# Data extract
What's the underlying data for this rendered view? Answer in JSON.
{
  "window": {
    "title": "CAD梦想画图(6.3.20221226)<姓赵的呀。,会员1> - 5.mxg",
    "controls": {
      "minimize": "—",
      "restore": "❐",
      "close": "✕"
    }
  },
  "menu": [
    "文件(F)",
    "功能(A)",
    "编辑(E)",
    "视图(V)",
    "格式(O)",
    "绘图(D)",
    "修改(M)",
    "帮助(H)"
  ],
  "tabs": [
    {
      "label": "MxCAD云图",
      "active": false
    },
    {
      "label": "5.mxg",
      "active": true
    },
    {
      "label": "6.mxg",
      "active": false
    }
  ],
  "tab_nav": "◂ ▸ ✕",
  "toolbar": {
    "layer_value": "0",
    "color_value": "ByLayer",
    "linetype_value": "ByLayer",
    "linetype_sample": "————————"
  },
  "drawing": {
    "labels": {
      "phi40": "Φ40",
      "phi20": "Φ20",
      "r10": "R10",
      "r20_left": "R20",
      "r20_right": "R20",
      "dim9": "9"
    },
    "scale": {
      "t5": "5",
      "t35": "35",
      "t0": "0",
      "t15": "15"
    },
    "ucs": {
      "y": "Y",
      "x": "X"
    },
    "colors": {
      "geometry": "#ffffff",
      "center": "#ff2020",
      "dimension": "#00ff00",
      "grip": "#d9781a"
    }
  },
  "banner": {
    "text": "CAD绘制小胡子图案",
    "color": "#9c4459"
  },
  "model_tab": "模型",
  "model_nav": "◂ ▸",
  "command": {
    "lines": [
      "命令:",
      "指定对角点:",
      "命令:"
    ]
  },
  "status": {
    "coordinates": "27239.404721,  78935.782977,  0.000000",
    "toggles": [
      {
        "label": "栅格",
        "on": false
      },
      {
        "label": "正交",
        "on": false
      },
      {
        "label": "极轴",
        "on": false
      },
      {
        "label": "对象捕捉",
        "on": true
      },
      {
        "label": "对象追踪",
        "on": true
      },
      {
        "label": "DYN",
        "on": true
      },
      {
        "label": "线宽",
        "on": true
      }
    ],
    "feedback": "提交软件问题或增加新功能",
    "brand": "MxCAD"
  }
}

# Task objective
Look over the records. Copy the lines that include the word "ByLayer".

# Expected output
    "color_value": "ByLayer",
    "linetype_value": "ByLayer",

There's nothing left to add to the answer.